VIA introduced revised inspection procedures and increased audits to ensure that wheels were properly inspected. In addition, a comprehensive review of the anti-slide wheel protection system was conducted, resulting in a reduction in the frequency of tread defects.

4.1.5 Axle Upgrading

Transport Canada has indicated that VIA has taken several measures to upgrade LRC axles. The VIA action includes:

  1. all axles originally in service were tested and only the axles meeting specifications for materials and manufacturing were retained;
  2. a revised wheel tread standard is now under study to determine a possible standard of 3/4 of an inch for wheel shells;
  3. axle stress relief grooves are now protected by rust preventative compounds;
  4. American Association of Railroads and Canadian Standards Association quality assurance programs have been implemented for the manufacturing and maintenance of axles and wheel sets; and
  5. a new axle has been designed with revised impact resistance, surface finish and hub seat design requirements. It has been successfully tested to speeds of 125 mph, using wheels with and without defects.

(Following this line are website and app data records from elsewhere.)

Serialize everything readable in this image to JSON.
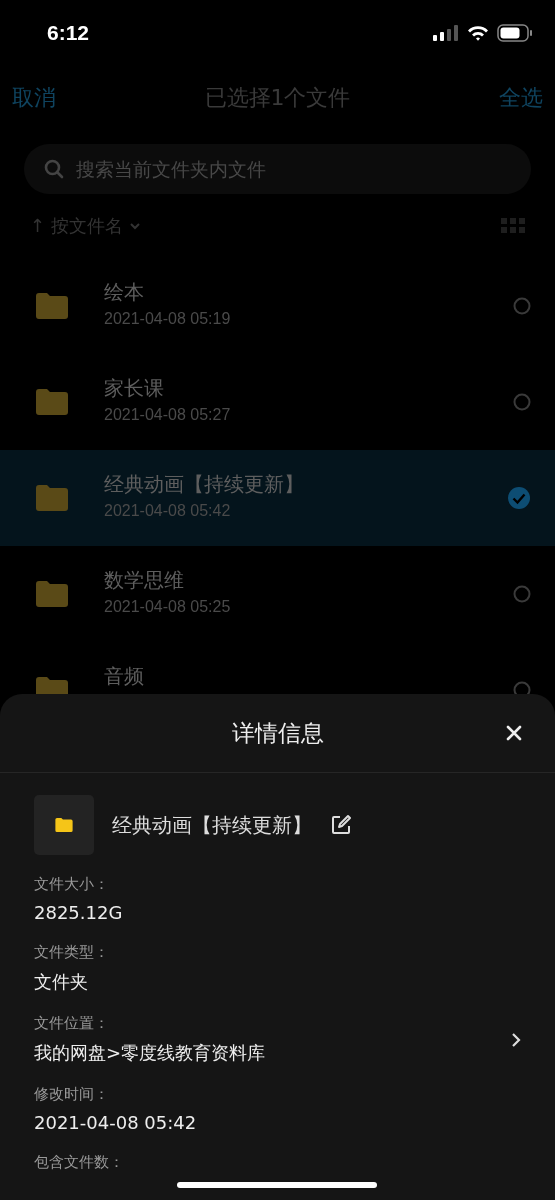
{
  "status_bar": {
    "time": "6:12"
  },
  "nav": {
    "cancel": "取消",
    "title": "已选择1个文件",
    "select_all": "全选"
  },
  "search": {
    "placeholder": "搜索当前文件夹内文件"
  },
  "sort": {
    "arrow": "↑",
    "label": "按文件名"
  },
  "files": [
    {
      "name": "绘本",
      "date": "2021-04-08 05:19",
      "selected": false
    },
    {
      "name": "家长课",
      "date": "2021-04-08 05:27",
      "selected": false
    },
    {
      "name": "经典动画【持续更新】",
      "date": "2021-04-08 05:42",
      "selected": true
    },
    {
      "name": "数学思维",
      "date": "2021-04-08 05:25",
      "selected": false
    },
    {
      "name": "音频",
      "selected": false
    }
  ],
  "details": {
    "title": "详情信息",
    "file_name": "经典动画【持续更新】",
    "fields": [
      {
        "label": "文件大小：",
        "value": "2825.12G",
        "kind": "plain"
      },
      {
        "label": "文件类型：",
        "value": "文件夹",
        "kind": "plain"
      },
      {
        "label": "文件位置：",
        "value": "我的网盘>零度线教育资料库",
        "kind": "link"
      },
      {
        "label": "修改时间：",
        "value": "2021-04-08 05:42",
        "kind": "plain"
      },
      {
        "label": "包含文件数：",
        "kind": "plain"
      }
    ]
  }
}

This report concludes the Transportation Safety Board's investigation into this occurrence. Consequently, the Board, consisting of Chairperson, John W. Stants, and members Gerald E. Bennett, Zita Brunet, the Hon. Wilfred R. DuPont and Hugh MacNeil, authorized the release of this report on 05 January 1995.